_Provided records_
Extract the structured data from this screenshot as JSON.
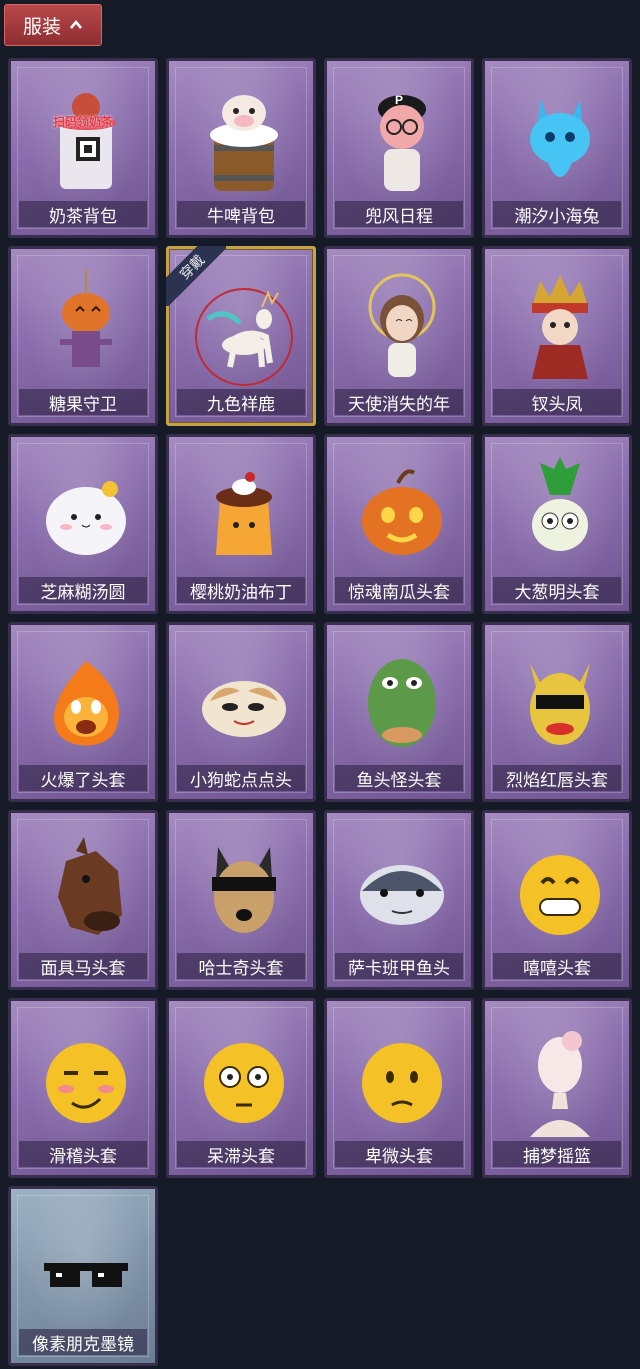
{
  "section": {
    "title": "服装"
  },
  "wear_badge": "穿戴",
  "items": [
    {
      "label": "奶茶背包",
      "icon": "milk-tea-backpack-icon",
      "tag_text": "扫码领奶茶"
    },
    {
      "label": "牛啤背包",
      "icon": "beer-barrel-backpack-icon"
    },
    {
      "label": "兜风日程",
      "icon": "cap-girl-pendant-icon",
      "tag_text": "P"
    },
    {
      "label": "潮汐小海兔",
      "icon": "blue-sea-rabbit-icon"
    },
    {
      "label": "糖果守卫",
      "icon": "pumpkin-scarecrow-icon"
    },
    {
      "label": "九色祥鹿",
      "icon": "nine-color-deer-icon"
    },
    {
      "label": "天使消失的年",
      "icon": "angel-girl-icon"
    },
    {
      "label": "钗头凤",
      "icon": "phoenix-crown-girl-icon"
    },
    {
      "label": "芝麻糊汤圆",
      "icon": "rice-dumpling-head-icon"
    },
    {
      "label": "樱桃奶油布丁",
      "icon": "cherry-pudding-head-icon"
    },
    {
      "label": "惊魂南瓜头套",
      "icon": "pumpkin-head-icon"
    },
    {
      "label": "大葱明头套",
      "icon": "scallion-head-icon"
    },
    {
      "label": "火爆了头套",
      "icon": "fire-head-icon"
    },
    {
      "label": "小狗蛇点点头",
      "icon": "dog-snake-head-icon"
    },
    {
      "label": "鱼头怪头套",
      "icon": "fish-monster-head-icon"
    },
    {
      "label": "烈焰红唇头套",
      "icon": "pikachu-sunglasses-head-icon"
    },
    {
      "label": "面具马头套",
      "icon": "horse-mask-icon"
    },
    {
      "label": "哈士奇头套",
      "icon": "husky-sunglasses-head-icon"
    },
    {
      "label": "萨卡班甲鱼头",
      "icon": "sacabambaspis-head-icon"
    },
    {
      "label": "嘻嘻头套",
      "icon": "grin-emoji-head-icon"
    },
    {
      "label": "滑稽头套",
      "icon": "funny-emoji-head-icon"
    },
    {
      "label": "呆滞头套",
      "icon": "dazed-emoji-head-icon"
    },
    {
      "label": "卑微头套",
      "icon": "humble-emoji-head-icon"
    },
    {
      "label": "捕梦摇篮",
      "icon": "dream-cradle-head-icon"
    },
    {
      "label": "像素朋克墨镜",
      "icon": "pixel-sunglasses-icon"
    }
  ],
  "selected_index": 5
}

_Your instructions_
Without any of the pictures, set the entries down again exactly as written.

_Answer area_
Extract the structured data from this screenshot as JSON.
{
  "section": {
    "title": "服装"
  },
  "wear_badge": "穿戴",
  "items": [
    {
      "label": "奶茶背包",
      "icon": "milk-tea-backpack-icon",
      "tag_text": "扫码领奶茶"
    },
    {
      "label": "牛啤背包",
      "icon": "beer-barrel-backpack-icon"
    },
    {
      "label": "兜风日程",
      "icon": "cap-girl-pendant-icon",
      "tag_text": "P"
    },
    {
      "label": "潮汐小海兔",
      "icon": "blue-sea-rabbit-icon"
    },
    {
      "label": "糖果守卫",
      "icon": "pumpkin-scarecrow-icon"
    },
    {
      "label": "九色祥鹿",
      "icon": "nine-color-deer-icon"
    },
    {
      "label": "天使消失的年",
      "icon": "angel-girl-icon"
    },
    {
      "label": "钗头凤",
      "icon": "phoenix-crown-girl-icon"
    },
    {
      "label": "芝麻糊汤圆",
      "icon": "rice-dumpling-head-icon"
    },
    {
      "label": "樱桃奶油布丁",
      "icon": "cherry-pudding-head-icon"
    },
    {
      "label": "惊魂南瓜头套",
      "icon": "pumpkin-head-icon"
    },
    {
      "label": "大葱明头套",
      "icon": "scallion-head-icon"
    },
    {
      "label": "火爆了头套",
      "icon": "fire-head-icon"
    },
    {
      "label": "小狗蛇点点头",
      "icon": "dog-snake-head-icon"
    },
    {
      "label": "鱼头怪头套",
      "icon": "fish-monster-head-icon"
    },
    {
      "label": "烈焰红唇头套",
      "icon": "pikachu-sunglasses-head-icon"
    },
    {
      "label": "面具马头套",
      "icon": "horse-mask-icon"
    },
    {
      "label": "哈士奇头套",
      "icon": "husky-sunglasses-head-icon"
    },
    {
      "label": "萨卡班甲鱼头",
      "icon": "sacabambaspis-head-icon"
    },
    {
      "label": "嘻嘻头套",
      "icon": "grin-emoji-head-icon"
    },
    {
      "label": "滑稽头套",
      "icon": "funny-emoji-head-icon"
    },
    {
      "label": "呆滞头套",
      "icon": "dazed-emoji-head-icon"
    },
    {
      "label": "卑微头套",
      "icon": "humble-emoji-head-icon"
    },
    {
      "label": "捕梦摇篮",
      "icon": "dream-cradle-head-icon"
    },
    {
      "label": "像素朋克墨镜",
      "icon": "pixel-sunglasses-icon"
    }
  ],
  "selected_index": 5
}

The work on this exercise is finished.